"luck out", in a North American context, means to be lucky
…same phrase, opposite meaning.


#135

13 days since I put my flow frames on, girls have taken to them, I left the standard frame in place for a week before removing it and putting the flow frame back in. They are not filling quite as fast as I thought they might but making progress none the less. Honey visible in cells from the rear, all frames look to have a good coverage of bees from the rear and the outside frame was covered when I removed the side viewing window.


#136

Great to read the update, thank you. :wink:


#137

The initial sealing of the flow cells takes a long time. Once done, things will speed up tremendously if you still have a nectar flow.
From then on it’s just harvest to harvest. The sealing work is done.
What I do now is, if I take a split from a strong colony, I put a second flow box on that strong colony.
Once the split has filled out its broodbox, I take the second flow box off the strong hive, all sealed up and ready for the split. Bingo, the split is ready to deposit the goodies.
I’m very happy with occupying a strong hive to boost a new one later on.
I only do the flow super exchange if the nuc is from the same hive though. Less risk of transmitting anything between hives.
Ah yes, I don’t bother with waxing the flow frames any more. Found if the broodbox is full and nectar on, they go up there quick smart.


#138

4 days since I last checked the flow frames, honey now visible in all the frames from the rear (17 days since installation)


The next issue I can see will be how long it takes for them to cap, These are a couple of pics of the outside frames on another hive. Went on as a box of foundation 15th Dec, Drawn and filled in 12 days and another 15 days of work for the girls to get to this stage. In the mean time they have filled another box and are now working on a third.
The issue I can see is the flow frames will be filled and I will still be a week or more away from being able to harvest. Given the flow we have at present (10-20kg/week on strong hives) I can see them back filling the brood chamber leading to swarming.
Throwing another conventional box on top or under the flow frames is the only option I can see.


#139

Going strongly there Sean. I may have already asked, but what are they on?

If they were my Flow frames, I would consider perhaps tapping either the middle two or four and then they will have plenty to do to fill them back up again, but Im probably not understanding your situation there.


#140

Have had a fair bit of white clover flowering for months but it was when the blackberry and dogwood hit full bloom the really started packing it away. Both are now done but Eucs are coming on now narrow leaf peppermint and messmate. Bit of other ground cover also with most of the summer thistles in various stages of flower.
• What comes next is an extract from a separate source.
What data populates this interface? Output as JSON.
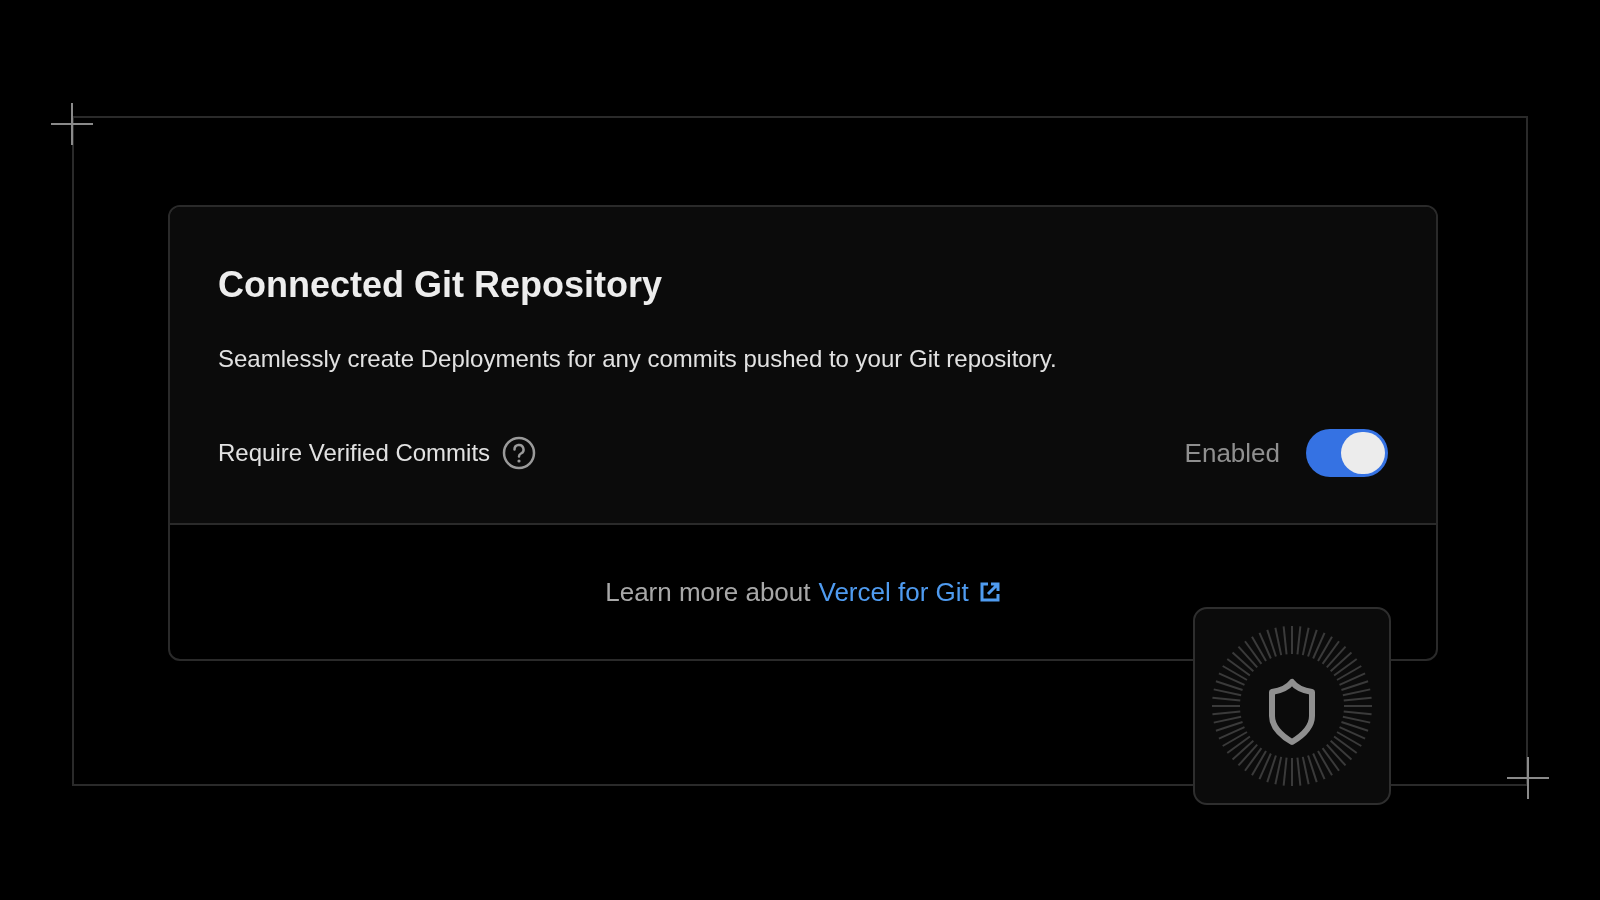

Black thorn is also coming on.
Harvesting the central frames is an option but still think everything may be full a week or more before any frames are close to fully capped.
Frame 3 from right is the one I removed to bait with a conventional frame, it has only been in the hive for 10 days. I can imagine waiting for the frames to be capped might be even more of a issue in the future when they aren’t spending as much time sealing the cells before they start storing.


#141

Put it on top of the Flow super. It will help with evaporation from fanning and encourage them to fill and cap the Flow frames. Mine haven’t moved up into the traditional box until the Flow super is really full. :wink: